Film review by: Witney Seibold
Michel Hazanavicius has previously directed a pair of recent high-profile French spy spoofs about agent OSS-117 (played in the films by Jean Dujardin), which are, essentially, yet another send-up of the James Bond myth. The humor was broad and silly (most of the jokes stemmed from OSS-177’s inability to change his racist and sexist attitudes, á la Austin Powers, but with a Gallic classiness), but the attention to detail was impeccable. Hazanavicius, to make sure the 1960s period felt authentic, tracked down period suits and dresses, arranged period-style lighting, and even shot on 1960s film stock to make the film look as genuine as possible. The thematic ambition of the film weren’t very high, but the sheer, pure love of old cinema was at the forefront.
Hazanavicius and Dujardin have now reteamed in yet another love-story-cum-fairy-tale about old movies with “The Artist,” an honest-to-goodness silent film about an old-timey silent film star making the awkward adjustment to the world of talkies in the late 1920s, and finding that the quickly-changing world of film technology is leaving him behind.

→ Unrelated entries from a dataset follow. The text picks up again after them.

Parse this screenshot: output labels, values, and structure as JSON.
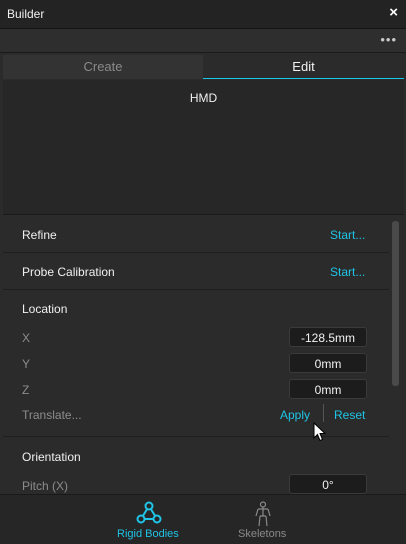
{
  "window": {
    "title": "Builder",
    "close_icon": "×",
    "more_icon": "•••"
  },
  "tabs": [
    {
      "label": "Create"
    },
    {
      "label": "Edit"
    }
  ],
  "viewport": {
    "asset_name": "HMD"
  },
  "refine": {
    "label": "Refine",
    "action": "Start..."
  },
  "probe": {
    "label": "Probe Calibration",
    "action": "Start..."
  },
  "location": {
    "heading": "Location",
    "x": {
      "label": "X",
      "value": "-128.5mm"
    },
    "y": {
      "label": "Y",
      "value": "0mm"
    },
    "z": {
      "label": "Z",
      "value": "0mm"
    },
    "translate": {
      "label": "Translate...",
      "apply": "Apply",
      "reset": "Reset"
    }
  },
  "orientation": {
    "heading": "Orientation",
    "pitch": {
      "label": "Pitch (X)",
      "value": "0°"
    }
  },
  "bottom_nav": [
    {
      "label": "Rigid Bodies",
      "icon": "rigid-bodies-icon"
    },
    {
      "label": "Skeletons",
      "icon": "skeleton-icon"
    }
  ],
  "colors": {
    "accent": "#1fc4e6",
    "background": "#2b2b2b"
  }
}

The film is sweet and fun and funny and enjoyable, and, thanks to the current film technology revolution and the slow bloating rise of the in-home-only movie-viewing attitudes, feels striking significant.
Dujardin plays George Valentin, a Valentino-type film star who is charming, slicked down, and surging with ego. He smiles for the cameras, hogs the spotlight at premieres, and has no luck placating his long-suffering wife (Penelope Anne Miller, so that’s where she’s been). Coming down the stairs behind him (to borrow a phrase from “Showgirls”) is Peppy Miller (Bérénice Bejo), a cutecute, extra-smiley young ingénue who aspirations of taking the new talkie world by storm, and who has a burning crush on Valentin (which is demonstrated in an adorable scene wherein Peppy makes out with Valentin’s coat). As Peppy’s new talkies begin to gain traction in the world, Valentin’s films begin to flop. Valnetin decides to make the silent epic he’s always wanted to outside of the studio system (represented by an L.B. Mayer-type, played by John Goodman). His ambitious art film flops.

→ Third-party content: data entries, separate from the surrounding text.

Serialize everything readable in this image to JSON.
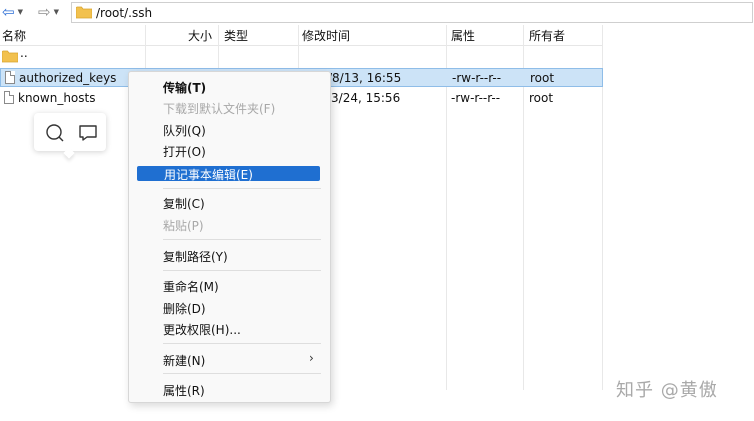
{
  "toolbar": {
    "back_icon": "arrow-left-icon",
    "forward_icon": "arrow-right-icon",
    "path": "/root/.ssh"
  },
  "columns": {
    "name": "名称",
    "size": "大小",
    "type": "类型",
    "modified": "修改时间",
    "attributes": "属性",
    "owner": "所有者"
  },
  "rows": [
    {
      "name": "..",
      "modified": "",
      "attributes": "",
      "owner": ""
    },
    {
      "name": "authorized_keys",
      "modified": "/8/13, 16:55",
      "attributes": "-rw-r--r--",
      "owner": "root"
    },
    {
      "name": "known_hosts",
      "modified": "/3/24, 15:56",
      "attributes": "-rw-r--r--",
      "owner": "root"
    }
  ],
  "context_menu": {
    "items": [
      {
        "label": "传输(T)",
        "bold": true
      },
      {
        "label": "下载到默认文件夹(F)",
        "disabled": true
      },
      {
        "label": "队列(Q)"
      },
      {
        "label": "打开(O)"
      },
      {
        "label": "用记事本编辑(E)",
        "highlighted": true
      },
      {
        "label": "复制(C)"
      },
      {
        "label": "粘贴(P)",
        "disabled": true
      },
      {
        "label": "复制路径(Y)"
      },
      {
        "label": "重命名(M)"
      },
      {
        "label": "删除(D)"
      },
      {
        "label": "更改权限(H)..."
      },
      {
        "label": "新建(N)"
      },
      {
        "label": "属性(R)"
      }
    ],
    "submenu_arrow": "›"
  },
  "watermark": "知乎 @黄傲",
  "colors": {
    "highlight": "#1f6fd1",
    "selection": "#cce3f7"
  }
}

It’s then surprising how much of the film is devoted to Valentin’s fall. We spend a good third of the film, if not more, detailing the onset of poverty, the lack of work, and the slow increase in helplessness and loss of hope. Eventually Peppy, now wealthy, begins surreptitiously purchasing his old belongings. Only Valentin’s faithful butler (James Cromwell) stays by his side.
This film is up for Best Picture this year at the Academy Awards, and it is currently the front-runner. I can see why. It’s a fairy tale about Hollywood’s past. It’s a sweet, funny, brief (at only 100 minutes) loving ode to the way Hollywood change can be a positive thing.
In a way, “The Artist” serves as a startling counterpoint to Martin Scorsese’s “Hugo,” also up for Best Picture. “Hugo” looks to the past, and finds that old films should be restore, perfected, enjoyed by new generations. It explains, in no uncertain terms, that your work as an artist will remain vital through the ages, and you will live in a state of constant rediscovery (so long as film preservationists do their job). “The Artist,” by contrast, features a scene where the title characters, when looking over his old films, forgotten by the world after only a few years’ time, burns his old movies in a fit of depression, and only finds new hope in embracing the new, and moving into a talkie with music and dancing. “The Artist,” I’m willing to wager, would seem chilling to Scorsese, as it seems to argue that clinging to the past and keeping it alive is a futile exercise, and that we, instead, should actively destroy the past, and mutate into something new.
Hollywood, I think, prefers the latter model, which is why much of The Academy loves the film. I would argue that there is room enough for both in cinema. We should have old films preserved to inspire new generations and keep the history of the medium alive. At the same time, though, we should cautiously strike out in new directions, and explore what new tools we can with new technologies. One, however, should not necessarily trump the other.
“The Artist” itself, though, may not have that much on its mind. It’s wispy and breezy and fun. The actors all smile, and the story is simplified and sweet. It becomes, perhaps, a mite too dark at times, but it never feels deep. I liked it just fine.
But I like “Hugo” better.